Agricultural injuries were one of the biggest cause of work-related fatalities in the South West last year – accounting for nearly one-fifth of all farm worker deaths in Britain according to the Health & Safety Executive’s annual fatal injury statistics.

Given the vast array of heavy and powerful tools and machines farm workers need to use for cutting, trimming, ploughing, boring, and crushing on a daily basis, it is inevitable that malfunctions and accidents will happen and somebody will get hurt.

Therese Classon, personal injury solicitor at WBW Solicitors, explains how to go about claiming compensation if you have been involved in a farming accident involving heavy objects and equipment.

Employer’s duty

Employers have a duty to ensure that as far as possible, you are properly trained to undertake required tasks, that the equipment you use is kept in good condition and carries warning signs, and that safety equipment is provided. If the employer fails in this duty in any way and you sustain an injury as a result, you may be entitled to compensation.

Types of injury

A wide variety of injuries can be caused by working with heavy objects or equipment, such as head injuries caused by falling heavy objects; fractures, soft tissue injuries or even loss of limbs caused by malfunctioning or unsecured equipment, inadequate safety gear or over-turning tractors; or muscle tears, back trauma or dislocations caused by hoisting too-heavy loads.

Claiming compensation

If you have been injured in an agricultural accident, consult a solicitor as soon as your injury becomes apparent as there are strict time limits for bringing a personal injury claim. If a relative has been killed in a farming accident, a claim can be made by the deceased’s estate to provide for family and dependants.

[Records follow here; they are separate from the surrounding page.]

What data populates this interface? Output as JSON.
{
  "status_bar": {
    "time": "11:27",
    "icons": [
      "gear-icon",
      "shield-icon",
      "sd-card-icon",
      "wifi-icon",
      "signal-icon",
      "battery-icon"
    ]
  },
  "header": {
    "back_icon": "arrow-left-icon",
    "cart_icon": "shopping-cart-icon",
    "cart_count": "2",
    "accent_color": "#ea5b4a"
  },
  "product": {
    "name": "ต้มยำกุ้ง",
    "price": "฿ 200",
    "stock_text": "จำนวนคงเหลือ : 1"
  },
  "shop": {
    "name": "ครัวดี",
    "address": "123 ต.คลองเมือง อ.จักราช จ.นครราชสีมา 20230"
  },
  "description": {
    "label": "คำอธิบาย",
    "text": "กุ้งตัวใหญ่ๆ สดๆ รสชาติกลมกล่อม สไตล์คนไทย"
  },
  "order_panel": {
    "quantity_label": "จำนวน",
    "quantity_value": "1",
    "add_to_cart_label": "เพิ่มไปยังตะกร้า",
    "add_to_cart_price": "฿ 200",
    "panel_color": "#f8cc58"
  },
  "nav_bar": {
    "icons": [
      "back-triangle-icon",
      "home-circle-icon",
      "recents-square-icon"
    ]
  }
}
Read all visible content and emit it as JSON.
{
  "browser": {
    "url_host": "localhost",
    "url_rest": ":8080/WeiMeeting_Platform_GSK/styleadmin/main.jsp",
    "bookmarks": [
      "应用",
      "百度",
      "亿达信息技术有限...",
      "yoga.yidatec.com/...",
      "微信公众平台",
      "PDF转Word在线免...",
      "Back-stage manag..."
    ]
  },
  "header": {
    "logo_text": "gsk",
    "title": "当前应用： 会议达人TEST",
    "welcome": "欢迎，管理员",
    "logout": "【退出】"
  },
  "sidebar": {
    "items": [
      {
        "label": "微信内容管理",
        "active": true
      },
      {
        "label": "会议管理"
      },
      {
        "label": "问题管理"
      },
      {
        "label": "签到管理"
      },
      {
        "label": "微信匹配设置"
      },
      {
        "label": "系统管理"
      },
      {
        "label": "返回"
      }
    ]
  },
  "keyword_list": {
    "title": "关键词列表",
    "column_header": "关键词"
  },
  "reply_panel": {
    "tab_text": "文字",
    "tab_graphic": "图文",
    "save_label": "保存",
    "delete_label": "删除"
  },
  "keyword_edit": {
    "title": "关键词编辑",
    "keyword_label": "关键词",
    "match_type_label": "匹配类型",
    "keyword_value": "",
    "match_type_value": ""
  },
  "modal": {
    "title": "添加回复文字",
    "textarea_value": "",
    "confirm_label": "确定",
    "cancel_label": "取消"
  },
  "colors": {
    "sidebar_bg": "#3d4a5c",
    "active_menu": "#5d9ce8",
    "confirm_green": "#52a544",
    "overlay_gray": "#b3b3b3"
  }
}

A specialist personal injury lawyer can help collate the evidence you need to strengthen your claim and ensure you get the medical care you need. They may also be able to get you an interim payment to ease the financial burden of being off work due to your injuries or to pay for private medical care.

The compensation you may be entitled to includes damages for pain, suffering and loss of amenity; loss of earnings; medical expenses; physiotherapy and rehabilitation and travel expenses to hospital. You might also be able to claim for continuing care, loss of future salary and pension, and alterations to your home depending on the severity of your injury.

For further information, please contact Therese Classon in the personal injury team on 01626 202328 or email thereseclasson@wbw.co.uk.  WBW Solicitors has nine offices across Devon and Cornwall.

This article is for general information only and does not constitute legal or professional advice. Please note that the law may have changed since this article was published.